Task to carry out —
I'd like the data below restated word for word, with the pictures left out.

------------------------

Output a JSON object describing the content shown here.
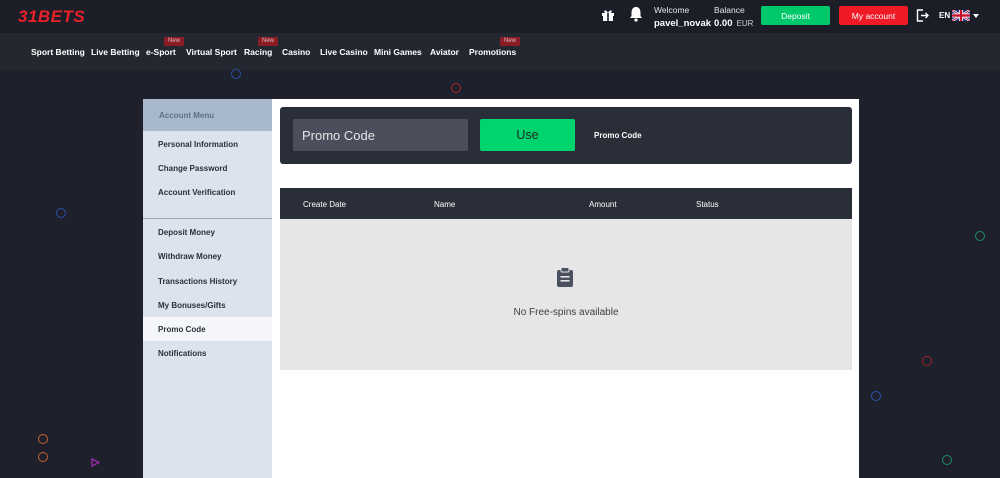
{
  "header": {
    "logo": "31BETS",
    "welcome_label": "Welcome",
    "username": "pavel_novak",
    "balance_label": "Balance",
    "balance_value": "0.00",
    "currency": "EUR",
    "deposit_label": "Deposit",
    "account_label": "My account",
    "language": "EN"
  },
  "nav": {
    "items": [
      {
        "label": "Sport Betting"
      },
      {
        "label": "Live Betting"
      },
      {
        "label": "e-Sport",
        "badge": "New"
      },
      {
        "label": "Virtual Sport"
      },
      {
        "label": "Racing",
        "badge": "New"
      },
      {
        "label": "Casino"
      },
      {
        "label": "Live Casino"
      },
      {
        "label": "Mini Games"
      },
      {
        "label": "Aviator"
      },
      {
        "label": "Promotions",
        "badge": "New"
      }
    ]
  },
  "sidebar": {
    "title": "Account Menu",
    "items": [
      {
        "label": "Personal Information"
      },
      {
        "label": "Change Password"
      },
      {
        "label": "Account Verification"
      },
      {
        "label": "Deposit Money"
      },
      {
        "label": "Withdraw Money"
      },
      {
        "label": "Transactions History"
      },
      {
        "label": "My Bonuses/Gifts"
      },
      {
        "label": "Promo Code"
      },
      {
        "label": "Notifications"
      }
    ],
    "active_item": "Promo Code"
  },
  "promo": {
    "input_placeholder": "Promo Code",
    "use_label": "Use",
    "label": "Promo Code"
  },
  "table": {
    "columns": [
      "Create Date",
      "Name",
      "Amount",
      "Status"
    ],
    "empty_message": "No Free-spins available"
  },
  "colors": {
    "brand_red": "#ef1a26",
    "deposit_green": "#00c96b",
    "use_green": "#00d46e"
  }
}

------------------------

Written solution —
Output a JSON object describing the content shown here.
{
  "header": {
    "logo": "31BETS",
    "welcome_label": "Welcome",
    "username": "pavel_novak",
    "balance_label": "Balance",
    "balance_value": "0.00",
    "currency": "EUR",
    "deposit_label": "Deposit",
    "account_label": "My account",
    "language": "EN"
  },
  "nav": {
    "items": [
      {
        "label": "Sport Betting"
      },
      {
        "label": "Live Betting"
      },
      {
        "label": "e-Sport",
        "badge": "New"
      },
      {
        "label": "Virtual Sport"
      },
      {
        "label": "Racing",
        "badge": "New"
      },
      {
        "label": "Casino"
      },
      {
        "label": "Live Casino"
      },
      {
        "label": "Mini Games"
      },
      {
        "label": "Aviator"
      },
      {
        "label": "Promotions",
        "badge": "New"
      }
    ]
  },
  "sidebar": {
    "title": "Account Menu",
    "items": [
      {
        "label": "Personal Information"
      },
      {
        "label": "Change Password"
      },
      {
        "label": "Account Verification"
      },
      {
        "label": "Deposit Money"
      },
      {
        "label": "Withdraw Money"
      },
      {
        "label": "Transactions History"
      },
      {
        "label": "My Bonuses/Gifts"
      },
      {
        "label": "Promo Code"
      },
      {
        "label": "Notifications"
      }
    ],
    "active_item": "Promo Code"
  },
  "promo": {
    "input_placeholder": "Promo Code",
    "use_label": "Use",
    "label": "Promo Code"
  },
  "table": {
    "columns": [
      "Create Date",
      "Name",
      "Amount",
      "Status"
    ],
    "empty_message": "No Free-spins available"
  },
  "colors": {
    "brand_red": "#ef1a26",
    "deposit_green": "#00c96b",
    "use_green": "#00d46e"
  }
}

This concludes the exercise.